| Supplied records |
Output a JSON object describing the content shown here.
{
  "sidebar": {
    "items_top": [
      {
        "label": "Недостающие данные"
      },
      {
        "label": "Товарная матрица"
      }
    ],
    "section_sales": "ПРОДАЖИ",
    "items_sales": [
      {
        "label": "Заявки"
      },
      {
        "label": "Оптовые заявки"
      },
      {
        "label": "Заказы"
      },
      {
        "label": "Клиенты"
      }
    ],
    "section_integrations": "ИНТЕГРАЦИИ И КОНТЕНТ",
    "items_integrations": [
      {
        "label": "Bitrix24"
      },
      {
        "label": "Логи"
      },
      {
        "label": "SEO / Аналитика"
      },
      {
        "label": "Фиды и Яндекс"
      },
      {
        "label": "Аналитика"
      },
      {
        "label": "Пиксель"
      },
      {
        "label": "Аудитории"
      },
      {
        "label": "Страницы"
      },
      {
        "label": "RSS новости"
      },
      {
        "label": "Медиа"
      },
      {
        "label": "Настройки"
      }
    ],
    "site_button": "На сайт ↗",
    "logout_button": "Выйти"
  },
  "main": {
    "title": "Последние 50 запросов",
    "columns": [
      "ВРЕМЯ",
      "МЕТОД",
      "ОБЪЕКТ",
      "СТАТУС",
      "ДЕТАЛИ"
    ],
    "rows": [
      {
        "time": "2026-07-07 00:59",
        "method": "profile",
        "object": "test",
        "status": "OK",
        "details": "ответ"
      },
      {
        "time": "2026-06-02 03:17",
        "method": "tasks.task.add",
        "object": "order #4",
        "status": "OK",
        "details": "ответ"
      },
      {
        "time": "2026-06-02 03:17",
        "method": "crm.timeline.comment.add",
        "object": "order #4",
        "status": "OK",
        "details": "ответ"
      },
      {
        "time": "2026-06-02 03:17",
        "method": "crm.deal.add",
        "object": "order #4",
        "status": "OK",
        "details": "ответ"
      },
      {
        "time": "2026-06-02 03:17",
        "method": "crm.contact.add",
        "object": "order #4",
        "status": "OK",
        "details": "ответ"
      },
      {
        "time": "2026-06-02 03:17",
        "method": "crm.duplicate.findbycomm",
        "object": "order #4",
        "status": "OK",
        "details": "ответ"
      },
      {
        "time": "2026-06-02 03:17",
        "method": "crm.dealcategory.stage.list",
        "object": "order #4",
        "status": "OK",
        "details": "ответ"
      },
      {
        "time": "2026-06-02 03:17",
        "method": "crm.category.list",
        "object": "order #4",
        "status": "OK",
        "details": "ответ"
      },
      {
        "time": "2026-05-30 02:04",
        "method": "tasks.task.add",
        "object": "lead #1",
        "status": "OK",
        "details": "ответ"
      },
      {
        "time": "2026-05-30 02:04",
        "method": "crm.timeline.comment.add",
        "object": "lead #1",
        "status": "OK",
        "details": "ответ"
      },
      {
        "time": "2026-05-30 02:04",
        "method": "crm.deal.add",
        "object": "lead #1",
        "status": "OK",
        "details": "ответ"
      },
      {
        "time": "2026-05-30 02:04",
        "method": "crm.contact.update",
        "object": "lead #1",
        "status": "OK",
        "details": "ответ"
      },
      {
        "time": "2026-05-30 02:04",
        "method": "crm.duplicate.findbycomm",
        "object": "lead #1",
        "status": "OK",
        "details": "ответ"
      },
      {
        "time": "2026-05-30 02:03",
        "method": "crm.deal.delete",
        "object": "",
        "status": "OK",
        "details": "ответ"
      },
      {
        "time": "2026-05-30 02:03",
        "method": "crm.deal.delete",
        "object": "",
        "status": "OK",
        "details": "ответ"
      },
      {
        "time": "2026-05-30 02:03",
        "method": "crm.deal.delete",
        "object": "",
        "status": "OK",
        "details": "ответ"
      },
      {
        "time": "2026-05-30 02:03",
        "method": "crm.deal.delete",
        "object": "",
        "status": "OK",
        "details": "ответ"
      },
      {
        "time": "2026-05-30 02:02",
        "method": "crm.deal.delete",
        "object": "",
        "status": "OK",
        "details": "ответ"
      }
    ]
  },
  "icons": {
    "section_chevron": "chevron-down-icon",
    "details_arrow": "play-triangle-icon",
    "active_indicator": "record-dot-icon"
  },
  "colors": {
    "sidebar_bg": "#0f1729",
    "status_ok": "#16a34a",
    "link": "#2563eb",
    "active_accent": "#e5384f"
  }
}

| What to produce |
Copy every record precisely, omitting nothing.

| Your response |
Output a JSON object describing the content shown here.
{
  "sidebar": {
    "items_top": [
      {
        "label": "Недостающие данные"
      },
      {
        "label": "Товарная матрица"
      }
    ],
    "section_sales": "ПРОДАЖИ",
    "items_sales": [
      {
        "label": "Заявки"
      },
      {
        "label": "Оптовые заявки"
      },
      {
        "label": "Заказы"
      },
      {
        "label": "Клиенты"
      }
    ],
    "section_integrations": "ИНТЕГРАЦИИ И КОНТЕНТ",
    "items_integrations": [
      {
        "label": "Bitrix24"
      },
      {
        "label": "Логи"
      },
      {
        "label": "SEO / Аналитика"
      },
      {
        "label": "Фиды и Яндекс"
      },
      {
        "label": "Аналитика"
      },
      {
        "label": "Пиксель"
      },
      {
        "label": "Аудитории"
      },
      {
        "label": "Страницы"
      },
      {
        "label": "RSS новости"
      },
      {
        "label": "Медиа"
      },
      {
        "label": "Настройки"
      }
    ],
    "site_button": "На сайт ↗",
    "logout_button": "Выйти"
  },
  "main": {
    "title": "Последние 50 запросов",
    "columns": [
      "ВРЕМЯ",
      "МЕТОД",
      "ОБЪЕКТ",
      "СТАТУС",
      "ДЕТАЛИ"
    ],
    "rows": [
      {
        "time": "2026-07-07 00:59",
        "method": "profile",
        "object": "test",
        "status": "OK",
        "details": "ответ"
      },
      {
        "time": "2026-06-02 03:17",
        "method": "tasks.task.add",
        "object": "order #4",
        "status": "OK",
        "details": "ответ"
      },
      {
        "time": "2026-06-02 03:17",
        "method": "crm.timeline.comment.add",
        "object": "order #4",
        "status": "OK",
        "details": "ответ"
      },
      {
        "time": "2026-06-02 03:17",
        "method": "crm.deal.add",
        "object": "order #4",
        "status": "OK",
        "details": "ответ"
      },
      {
        "time": "2026-06-02 03:17",
        "method": "crm.contact.add",
        "object": "order #4",
        "status": "OK",
        "details": "ответ"
      },
      {
        "time": "2026-06-02 03:17",
        "method": "crm.duplicate.findbycomm",
        "object": "order #4",
        "status": "OK",
        "details": "ответ"
      },
      {
        "time": "2026-06-02 03:17",
        "method": "crm.dealcategory.stage.list",
        "object": "order #4",
        "status": "OK",
        "details": "ответ"
      },
      {
        "time": "2026-06-02 03:17",
        "method": "crm.category.list",
        "object": "order #4",
        "status": "OK",
        "details": "ответ"
      },
      {
        "time": "2026-05-30 02:04",
        "method": "tasks.task.add",
        "object": "lead #1",
        "status": "OK",
        "details": "ответ"
      },
      {
        "time": "2026-05-30 02:04",
        "method": "crm.timeline.comment.add",
        "object": "lead #1",
        "status": "OK",
        "details": "ответ"
      },
      {
        "time": "2026-05-30 02:04",
        "method": "crm.deal.add",
        "object": "lead #1",
        "status": "OK",
        "details": "ответ"
      },
      {
        "time": "2026-05-30 02:04",
        "method": "crm.contact.update",
        "object": "lead #1",
        "status": "OK",
        "details": "ответ"
      },
      {
        "time": "2026-05-30 02:04",
        "method": "crm.duplicate.findbycomm",
        "object": "lead #1",
        "status": "OK",
        "details": "ответ"
      },
      {
        "time": "2026-05-30 02:03",
        "method": "crm.deal.delete",
        "object": "",
        "status": "OK",
        "details": "ответ"
      },
      {
        "time": "2026-05-30 02:03",
        "method": "crm.deal.delete",
        "object": "",
        "status": "OK",
        "details": "ответ"
      },
      {
        "time": "2026-05-30 02:03",
        "method": "crm.deal.delete",
        "object": "",
        "status": "OK",
        "details": "ответ"
      },
      {
        "time": "2026-05-30 02:03",
        "method": "crm.deal.delete",
        "object": "",
        "status": "OK",
        "details": "ответ"
      },
      {
        "time": "2026-05-30 02:02",
        "method": "crm.deal.delete",
        "object": "",
        "status": "OK",
        "details": "ответ"
      }
    ]
  },
  "icons": {
    "section_chevron": "chevron-down-icon",
    "details_arrow": "play-triangle-icon",
    "active_indicator": "record-dot-icon"
  },
  "colors": {
    "sidebar_bg": "#0f1729",
    "status_ok": "#16a34a",
    "link": "#2563eb",
    "active_accent": "#e5384f"
  }
}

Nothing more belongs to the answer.